The cast of the second and third acts of this year's Pi Eta play, "The Viking," has been arranged as follows:
College Students and others.
The dates of the performances have been arranged as follows: dress Rehearsal, April 9; Graduates' Night, April 12; Public performances--Chelsea, April 15; Worcester, April 16; Quincy, April 17; Boston, April 18 (matinee); Cambridge, April 23 and 25.
The scene of the second act of the play is laid on the North American coast in the early fall of the year 1001. The Indians see the Viking ship approaching. It draws near, and Leif, who with Tyrker, Sigurd and a crew of Vikings, has sailed from the village of Magnus Jarl in Norway to seek America, comes to the shore. At the invitation of Po-ko hokit, Leif and Tyrker go to see the Indian village.
This is Sigurd's opportunity. He has been waiting for a chance to cause a mutiny in the crew so that he may return victorious to Norway and wed the beautiful Sylvia, to whom Leif is betrothed.

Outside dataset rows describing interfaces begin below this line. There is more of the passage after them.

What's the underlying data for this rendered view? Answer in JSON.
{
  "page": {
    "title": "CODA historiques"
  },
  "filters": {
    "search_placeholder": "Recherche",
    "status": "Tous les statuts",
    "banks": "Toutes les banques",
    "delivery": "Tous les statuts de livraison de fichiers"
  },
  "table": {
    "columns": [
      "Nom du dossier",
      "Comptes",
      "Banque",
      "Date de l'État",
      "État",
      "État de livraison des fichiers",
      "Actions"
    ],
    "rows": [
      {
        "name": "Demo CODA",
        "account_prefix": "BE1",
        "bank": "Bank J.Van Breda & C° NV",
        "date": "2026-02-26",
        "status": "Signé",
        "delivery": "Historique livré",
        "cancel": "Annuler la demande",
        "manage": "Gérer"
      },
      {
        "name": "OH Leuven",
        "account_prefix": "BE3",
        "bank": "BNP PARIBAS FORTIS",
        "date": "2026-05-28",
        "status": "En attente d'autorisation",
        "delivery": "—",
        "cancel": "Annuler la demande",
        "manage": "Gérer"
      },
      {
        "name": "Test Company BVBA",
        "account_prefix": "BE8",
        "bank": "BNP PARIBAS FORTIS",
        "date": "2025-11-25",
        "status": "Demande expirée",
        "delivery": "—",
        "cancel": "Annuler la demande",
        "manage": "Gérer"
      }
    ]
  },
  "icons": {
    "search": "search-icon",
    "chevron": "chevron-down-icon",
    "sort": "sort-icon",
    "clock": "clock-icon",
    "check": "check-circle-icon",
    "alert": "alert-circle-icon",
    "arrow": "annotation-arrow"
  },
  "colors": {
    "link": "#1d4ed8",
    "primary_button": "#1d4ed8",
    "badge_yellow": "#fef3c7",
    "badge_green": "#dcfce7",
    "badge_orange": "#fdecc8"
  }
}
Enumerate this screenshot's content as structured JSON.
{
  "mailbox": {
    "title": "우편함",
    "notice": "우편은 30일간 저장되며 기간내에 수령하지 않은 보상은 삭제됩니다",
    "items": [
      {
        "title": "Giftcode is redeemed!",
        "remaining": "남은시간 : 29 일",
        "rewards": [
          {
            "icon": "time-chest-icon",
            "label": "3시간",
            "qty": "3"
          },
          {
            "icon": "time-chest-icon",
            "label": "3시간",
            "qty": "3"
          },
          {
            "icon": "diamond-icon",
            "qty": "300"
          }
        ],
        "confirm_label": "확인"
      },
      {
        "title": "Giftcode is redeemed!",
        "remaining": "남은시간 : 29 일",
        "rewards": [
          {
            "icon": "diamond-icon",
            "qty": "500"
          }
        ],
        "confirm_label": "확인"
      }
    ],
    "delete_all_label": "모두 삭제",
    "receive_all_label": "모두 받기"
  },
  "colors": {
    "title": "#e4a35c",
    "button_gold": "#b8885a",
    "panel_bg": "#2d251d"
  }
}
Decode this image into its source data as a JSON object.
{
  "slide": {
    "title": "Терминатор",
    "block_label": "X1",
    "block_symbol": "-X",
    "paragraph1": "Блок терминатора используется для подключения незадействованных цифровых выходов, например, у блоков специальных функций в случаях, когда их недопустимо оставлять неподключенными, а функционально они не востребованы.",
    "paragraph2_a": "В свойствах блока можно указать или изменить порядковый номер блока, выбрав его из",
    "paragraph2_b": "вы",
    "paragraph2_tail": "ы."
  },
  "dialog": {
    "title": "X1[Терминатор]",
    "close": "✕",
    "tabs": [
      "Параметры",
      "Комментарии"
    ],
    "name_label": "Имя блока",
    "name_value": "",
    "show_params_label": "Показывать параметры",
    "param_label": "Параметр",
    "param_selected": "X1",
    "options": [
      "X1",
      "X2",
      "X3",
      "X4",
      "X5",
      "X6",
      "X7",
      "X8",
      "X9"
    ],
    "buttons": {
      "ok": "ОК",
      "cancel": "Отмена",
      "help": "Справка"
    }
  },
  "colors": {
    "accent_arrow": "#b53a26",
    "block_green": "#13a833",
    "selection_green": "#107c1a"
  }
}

Sigurd incites the crew to mutiny and they engage the medicine man to offer Leif some drugged wine. Leif and Tyrker return at dusk and drink copiously of the wine and and Leif names the land "Wineland the Good." The drug has its effect and both drowsily fall on the rocks. They doze off to sleep as Sigurd and the Vikings go aboard ship and raise the sails.
The scene of the third act is Commonwealth Avenue, Boston, in the spring of the present year. Professor Hasafad is explaining to his class of students the theory he holds in regard to a large rock at the base of the Leif Ericsson statue. He has obtained permission to blow it open in order that his theory may be tested. He lights the fuse and the geological party retires to a safe distance. The rock splits open and Leif and Turker step forth. Hasafad runs up and recognizes Leif Ericsson. He is elated over his discovery, although Professor Struse denies the identity of Leif, inasmuch as the man does not resemble the statue.
Mr. Toburn, a Chicago wheat king, becomes interested and wishes to obtain Leif as a husband for his niece. Leif insists that he is engaged to the Norwegian Sylvia, daughter of Magnus Jarl, but he is told that she has been dead nearly nine hundred years. The Duke of Dedbroke, who wishes to wed Sylvia Dukehunter, causes a great deal of trouble, but finally, with the aid of Arnstormer, the Duke is thwarted and the young lady is betrothed to Leif.